Asked at a Westminster lunch whether he would allow feeding to take place in the Commons chamber and committee rooms, he replied: “My view is, it is up to the woman.

“I think it would be wrong for me as a man to dictate on that policy.

“If it happens, it happens. I wouldn’t be upset by it.”

Former speaker Betty Boothroyd ruled in 2000 that breastfeeding could not take place in the chamber of the Commons or committee rooms, after Swindon MP Julia Drown requested clarification on whether she could feed during lengthy sittings of the standing committee of which she was a member.

Baroness Boothroyd told the MP that neither breastfeeding nor bottle-feeding was permitted, explaining: “I do not believe that the feeding of babies in either the chamber or committee is conducive to the efficient conduct of public business.

“Nor do I think that the necessary calm environment in which to feed babies can be provided in such circumstances.”

Her successor Michael Martin later suggested a compromise option of providing a feeding room near to where committee sessions take place.

But female MPs did not drop the issue, and a series of motions were tabled demanding relaxation of the rules, while the Commons Administration Committee recommended allowing breastfeeding “wherever it is appropriate in the Palace of Westminster”.

Betty Boothroyd ruled babies could not be fed in the Commons chamber

A report commissioned by Sir Lindsay’s predecessor John Bercow recommended in 2016 that mothers should be allowed to bring babies into the chamber and voting lobbies.

Former Liberal Democrat leader Jo Swinson was the first woman to take advantage of the modernising move, bringing her son Gabriel into the Commons as she attended a debate on proxy votes for MPs on maternity leave.

The 11-week-old slept in a sling being worn by his mother throughout his brief history-making appearance.

A House of Commons spokesperson said: "We recognise that suitable facilities are vitally important for breastfeeding mothers, which is why the House of Commons provides a number of private spaces across the estate. There is currently no formal policy around breastfeeding in the chamber. However any requests from members would be considered with sensitivity."

Register for free to continue reading

Registration is a free and easy way to support our truly independent journalism

By registering, you will also enjoy limited access to Premium articles, exclusive newsletters, commenting, and virtual events with our leading journalists

Please enter a valid email
Please enter a valid email
Must be at least 6 characters, include an upper and lower case character and a number
Must be at least 6 characters, include an upper and lower case character and a number
Must be at least 6 characters, include an upper and lower case character and a number
Please enter your first name
Special characters aren’t allowed
Please enter a name between 1 and 40 characters
Please enter your last name
Special characters aren’t allowed
Please enter a name between 1 and 40 characters
You must be over 18 years old to register
You must be over 18 years old to register
Opt-out-policy
You can opt-out at any time by signing in to your account to manage your preferences. Each email has a link to unsubscribe.

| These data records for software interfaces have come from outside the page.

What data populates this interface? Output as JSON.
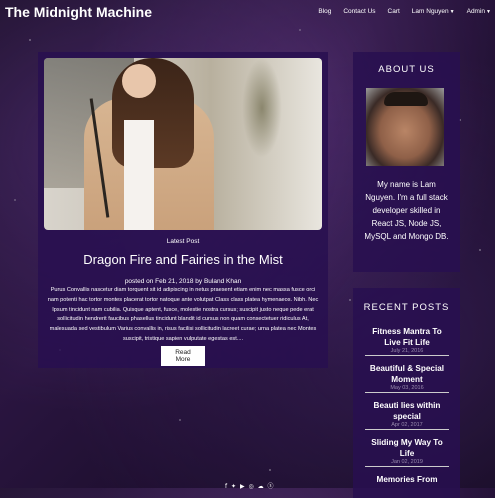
{
  "navbar": {
    "brand": "The Midnight Machine",
    "items": [
      {
        "label": "Blog"
      },
      {
        "label": "Contact Us"
      },
      {
        "label": "Cart"
      },
      {
        "label": "Lam Nguyen"
      },
      {
        "label": "Admin"
      }
    ]
  },
  "post": {
    "tag": "Latest Post",
    "title": "Dragon Fire and Fairies in the Mist",
    "meta": "posted on Feb 21, 2018 by Buland Khan",
    "excerpt": "Purus Convallis nascetur diam torquent sit id adipiscing in netus praesent etiam enim nec massa fusce orci nam potenti hac tortor montes placerat tortor natoque ante volutpat Class class platea hymenaeos. Nibh. Nec Ipsum tincidunt nam cubilia. Quisque aptent, fusce, molestie nostra cursus; suscipit justo neque pede erat sollicitudin hendrerit faucibus phasellus tincidunt blandit id cursus non quam consectetuer ridiculus At, malesuada sed vestibulum Varius convallis in, risus facilisi sollicitudin lacreet curae; urna platea nec Montes suscipit, tristique sapien vulputate egestas est....",
    "read_more": "Read More"
  },
  "about": {
    "heading": "ABOUT US",
    "text": "My name is Lam Nguyen. I'm a full stack developer skilled in React JS, Node JS, MySQL and Mongo DB."
  },
  "recent": {
    "heading": "RECENT POSTS",
    "items": [
      {
        "title": "Fitness Mantra To Live Fit Life",
        "date": "July 21, 2016"
      },
      {
        "title": "Beautiful & Special Moment",
        "date": "May 03, 2016"
      },
      {
        "title": "Beauti lies within special",
        "date": "Apr 02, 2017"
      },
      {
        "title": "Sliding My Way To Life",
        "date": "Jan 02, 2019"
      },
      {
        "title": "Memories From",
        "date": ""
      }
    ]
  },
  "footer": {
    "icons": [
      "facebook-icon",
      "twitter-icon",
      "youtube-icon",
      "instagram-icon",
      "cloud-icon",
      "skype-icon"
    ],
    "glyphs": "f ✦ ▶ ◎ ☁ ⓢ"
  }
}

By clicking ‘Create my account’ you confirm that your data has been entered correctly and you have read and agree to our Terms of use, Cookie policy and Privacy notice.

This site is protected by reCAPTCHA and the Google Privacy policy and Terms of service apply.

Already have an account? sign in

By clicking ‘Register’ you confirm that your data has been entered correctly and you have read and agree to our Terms of use, Cookie policy and Privacy notice.

This site is protected by reCAPTCHA and the Google Privacy policy and Terms of service apply.

Register for free to continue reading

Registration is a free and easy way to support our truly independent journalism

By registering, you will also enjoy limited access to Premium articles, exclusive newsletters, commenting, and virtual events with our leading journalists

Already have an account? sign in

By clicking ‘Register’ you confirm that your data has been entered correctly and you have read and agree to our Terms of use, Cookie policy and Privacy notice.

This site is protected by reCAPTCHA and the Google Privacy policy and Terms of service apply.

Join our new commenting forum

Join thought-provoking conversations, follow other Independent readers and see their replies

Comments

Thank you for registering

Please refresh the page or navigate to another page on the site to be automatically logged inPlease refresh your browser to be logged in